That is very hard to do because you are always at the mercy of regulators, such as Health Canada and the FDA; however, we are hoping to follow the a timeline that will see us begin FDA Phase 1 Human Clinical Trials in 2013 and 2014, Phase Two in 2015 and 2016, and Phase Three in 2017 to 2019.
According to a report from Global Industry Analysts, the worldwide market for medical lasers is expected to reach US$4.6 billion by 2015. Can you explain to a layperson such as myself why this area is growing so rapidly?
You would need to striate the data behind that $4.6-billion figure, as this most likely contains everything from surgical lasers to ophthalmology lasers to therapeutic lasers. I would venture to guess that therapeutic lasers would be a very small subset of the $4.6-billion. But to answer to your question, I believe medical lasers are growing rapidly as a market because, they are very precise, very accurate and very repeatable, with the treatment well tolerated by patients. Unlike radiation, chemotherapy and surgery, photo dynamic therapy can be repeated as often as necessary. By varying the parameters of the laser sources (wavelength, peak power, average power, pulse duration, etc.), you are also able to dramatically change the effect that you have on tissue from total ablation (surgical lasers) to slight ablation (ophthalmological lasers) to tissue healing (therapeutic lasers).
In October of this year you’ll be presenting at an international symposium called “Photodynamic Therapy and Photodiagnosis in Clinical Practice,” in Brixton, Italy. What do you hope to accomplish there?
These types of symposiums are excellent opportunities to meet like-minded scientists and clinicians who are involved in our area of research or who are specifically interested in our clinical and scientific research. It not only allows our scientists and clinicians the opportunity to validate our findings in front of their peers, but also allows them to network with other scientists and clinicians who may be able to further our research with their own findings or may wish to participate in helping us further develop our research. Overall, it is a conglomeration of highly trained scientists and clinicians sharing data and working to further advance one another’s theories, hypotheses and breakthrough innovation.
Theralase is building a sizable patent portfolio. What, do you feel, is the real core of your expertise?

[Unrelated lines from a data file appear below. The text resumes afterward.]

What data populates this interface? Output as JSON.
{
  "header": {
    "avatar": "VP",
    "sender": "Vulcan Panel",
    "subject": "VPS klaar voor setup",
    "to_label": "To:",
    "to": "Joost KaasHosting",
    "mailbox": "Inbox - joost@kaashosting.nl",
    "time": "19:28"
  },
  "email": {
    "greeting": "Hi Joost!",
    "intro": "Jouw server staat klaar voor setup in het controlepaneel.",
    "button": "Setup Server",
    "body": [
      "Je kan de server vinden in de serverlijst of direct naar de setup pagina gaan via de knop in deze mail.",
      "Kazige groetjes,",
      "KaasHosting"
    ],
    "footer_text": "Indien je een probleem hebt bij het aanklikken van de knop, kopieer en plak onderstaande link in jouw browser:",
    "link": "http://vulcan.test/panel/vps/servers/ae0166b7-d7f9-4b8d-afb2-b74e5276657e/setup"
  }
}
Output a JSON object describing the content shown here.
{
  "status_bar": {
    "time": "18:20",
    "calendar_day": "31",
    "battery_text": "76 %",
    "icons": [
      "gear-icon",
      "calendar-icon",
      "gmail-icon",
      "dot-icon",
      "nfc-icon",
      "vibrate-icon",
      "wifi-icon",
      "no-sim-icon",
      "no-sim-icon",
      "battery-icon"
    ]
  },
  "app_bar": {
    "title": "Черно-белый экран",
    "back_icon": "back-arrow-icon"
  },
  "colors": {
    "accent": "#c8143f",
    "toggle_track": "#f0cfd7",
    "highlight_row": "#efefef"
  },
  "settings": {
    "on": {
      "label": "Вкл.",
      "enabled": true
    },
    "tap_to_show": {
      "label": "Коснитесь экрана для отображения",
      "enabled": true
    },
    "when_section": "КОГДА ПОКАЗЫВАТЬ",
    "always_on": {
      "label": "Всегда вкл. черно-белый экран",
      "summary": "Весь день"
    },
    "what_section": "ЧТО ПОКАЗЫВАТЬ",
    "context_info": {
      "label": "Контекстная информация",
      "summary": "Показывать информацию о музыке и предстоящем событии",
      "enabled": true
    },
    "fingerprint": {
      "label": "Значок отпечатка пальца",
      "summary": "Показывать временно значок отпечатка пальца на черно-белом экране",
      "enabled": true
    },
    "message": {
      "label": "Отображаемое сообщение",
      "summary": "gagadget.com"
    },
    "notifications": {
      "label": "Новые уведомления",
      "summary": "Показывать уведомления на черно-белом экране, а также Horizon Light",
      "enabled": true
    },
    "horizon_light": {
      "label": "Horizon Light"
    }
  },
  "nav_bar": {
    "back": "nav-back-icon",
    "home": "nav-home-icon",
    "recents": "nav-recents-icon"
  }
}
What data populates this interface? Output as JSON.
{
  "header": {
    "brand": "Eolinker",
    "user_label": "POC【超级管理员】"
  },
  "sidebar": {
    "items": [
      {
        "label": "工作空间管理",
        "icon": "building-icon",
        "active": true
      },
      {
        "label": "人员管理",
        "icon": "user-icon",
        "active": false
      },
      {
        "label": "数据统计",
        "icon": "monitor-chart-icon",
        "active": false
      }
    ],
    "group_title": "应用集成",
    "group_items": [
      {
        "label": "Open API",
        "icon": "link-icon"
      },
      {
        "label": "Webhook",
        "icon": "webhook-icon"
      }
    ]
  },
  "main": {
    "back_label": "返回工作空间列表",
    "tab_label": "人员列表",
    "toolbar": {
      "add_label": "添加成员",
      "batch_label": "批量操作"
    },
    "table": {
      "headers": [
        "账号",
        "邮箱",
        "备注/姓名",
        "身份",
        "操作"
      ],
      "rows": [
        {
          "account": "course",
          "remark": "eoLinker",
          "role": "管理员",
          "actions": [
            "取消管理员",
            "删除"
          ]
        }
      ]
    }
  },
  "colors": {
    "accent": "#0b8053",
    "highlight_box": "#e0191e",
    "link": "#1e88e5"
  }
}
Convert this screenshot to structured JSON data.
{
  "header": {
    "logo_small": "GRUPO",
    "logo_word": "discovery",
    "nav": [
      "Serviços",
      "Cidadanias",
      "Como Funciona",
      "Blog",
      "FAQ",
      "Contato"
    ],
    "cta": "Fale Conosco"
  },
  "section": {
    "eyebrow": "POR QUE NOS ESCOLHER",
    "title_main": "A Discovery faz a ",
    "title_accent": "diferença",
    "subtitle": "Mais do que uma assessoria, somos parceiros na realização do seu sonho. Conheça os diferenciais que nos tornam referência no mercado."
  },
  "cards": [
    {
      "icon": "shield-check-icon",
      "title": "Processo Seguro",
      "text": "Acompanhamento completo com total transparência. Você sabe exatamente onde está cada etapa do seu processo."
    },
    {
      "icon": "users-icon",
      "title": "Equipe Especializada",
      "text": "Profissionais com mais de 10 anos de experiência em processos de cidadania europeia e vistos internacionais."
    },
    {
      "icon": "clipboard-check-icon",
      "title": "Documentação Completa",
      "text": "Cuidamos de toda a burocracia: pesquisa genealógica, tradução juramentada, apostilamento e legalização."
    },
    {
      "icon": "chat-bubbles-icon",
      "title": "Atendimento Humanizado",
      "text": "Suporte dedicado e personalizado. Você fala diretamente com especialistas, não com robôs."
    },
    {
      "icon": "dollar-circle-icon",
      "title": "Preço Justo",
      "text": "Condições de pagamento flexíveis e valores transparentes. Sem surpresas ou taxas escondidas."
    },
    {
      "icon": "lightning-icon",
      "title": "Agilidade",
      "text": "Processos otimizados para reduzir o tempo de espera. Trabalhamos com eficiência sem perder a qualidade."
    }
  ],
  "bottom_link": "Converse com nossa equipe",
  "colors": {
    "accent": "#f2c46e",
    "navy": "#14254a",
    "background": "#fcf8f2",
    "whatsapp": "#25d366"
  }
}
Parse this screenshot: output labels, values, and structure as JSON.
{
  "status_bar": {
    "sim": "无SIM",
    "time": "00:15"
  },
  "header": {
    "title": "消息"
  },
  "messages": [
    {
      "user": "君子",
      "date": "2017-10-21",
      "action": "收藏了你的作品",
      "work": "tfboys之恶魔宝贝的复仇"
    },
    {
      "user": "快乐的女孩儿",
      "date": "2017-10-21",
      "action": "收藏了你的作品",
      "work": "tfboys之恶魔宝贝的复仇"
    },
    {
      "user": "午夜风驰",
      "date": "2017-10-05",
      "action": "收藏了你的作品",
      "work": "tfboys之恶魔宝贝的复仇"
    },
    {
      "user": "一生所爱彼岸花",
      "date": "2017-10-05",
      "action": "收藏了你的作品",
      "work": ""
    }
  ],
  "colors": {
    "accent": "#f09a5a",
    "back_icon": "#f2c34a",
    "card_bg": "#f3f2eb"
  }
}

Theralase are experts at designing, researching, developing and commercializing medical laser systems. Our photo dynamic compound partners are experts in their designing and synthesizing. The Ontario Cancer Institute, located at Princess Margaret Hospital, a division of University Health Network are experts in cancer and medical laser research. Together we form a very powerful team of experts in our respective fields and together we will commercialize this technology for the betterment of mankind.